Finished with his praises of Wright, Shepard sent us into the bright afternoon in three small groups, each led by a volunteer guide. As we started up the oak-lined blocks, our leader, a lawyer named Jim Karela, said: ''Don't stare in the windows of these houses too hard and try to stay off the lawns, of which the owners are proud.''
Our first stop, on Kenilworth, was to see an example of the very architecture Wright was rebelling against when he worked and lived in Oak Park from l889 to l 909: a massive, fanciful Victorian pile with witch-hatted dormers. ''These people had money and sophisticated taste, remember,'' said Karela, ''so it was a fertile ground for Wright's work.''
On a curving side street, we came upon a flat, geometric house from 1909 - a cubist painting among Romantic landscapes. Where was the entrance, several of us asked. ''As always, it was well hidden,'' said Karela. ''Wright believed in protecting the privacy of his customers. That's why his porches have high ledges.''
Some of the Wright projects in Oak Park were remodelings of older buildings. One such, at 313 Forest, showed the Japanese influence on the architect with its pagoda-style roof. On the lawn beside the house I spotted a notably un-Wright-like piece: a charming gazebo that had been a ticket booth at the 1893 Columbian Exposition in Chicago. At the Nathan Moore residence next door, one couldn't help asking about the uncharacteristically fussy peaked roof and dark-timbered construction. ''This was 1895, early in his career,'' Karela answered, ''and also at the time of the great depression (of 1895) when he took commissions he might not have taken in later years.''
We finished at the one-time home and studio of Frank Lloyd Wright, a dark-framed, lead-windowed building that is being restored to its 1909 flavor with hard-won funds. In the adjoining Gingko Tree book shop there are pincushions and place mats in Wright's geometric design, T-shirts and aprons bearing his likeness, plus sets of tiny German building blocks like the ones his mother gave him in his infancy. The blocks sell for a whopping $33.

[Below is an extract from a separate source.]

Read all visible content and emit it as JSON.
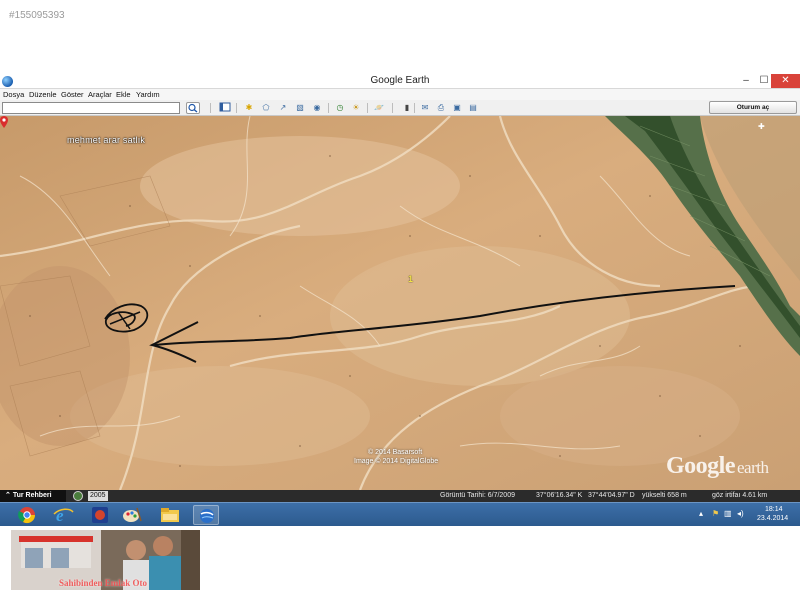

Now we were off along the Hemingway trail. We stopped at a modest white witch-hatted house at 339 Oak Park Avenue, where Hemingway was born on July 29, l899. He will be honored this summer with a dual celebration of the 85th anniversary of his birth and the 30th year since he won the Nobel Prize for Literature. A local group, choosing not to believe that Hemingway described Oak Park as ''a village of broad lawns and narrow minds,'' will hold a series of dinners, discussions, lectures, and tours July 20 and 21. (For more information write the Hemingway Celebration, 559 Ashland, River Forest, Ill. 60305.)
Hemingway left Oak Park in 1917 for a job on the Kansas City Star, followed by wartime service as a Red Cross ambulance driver in Italy. That brief but telling chapter in his life is footnoted in Scoville Park, a few blocks from where he grew up. There, among hundreds of names etched into a greening bronze tablet at the base of a World War I monument, I found: HEMINGWAY, EM. Then, as he might have written, we gathered up our thoughts and walked back to the El in the sun.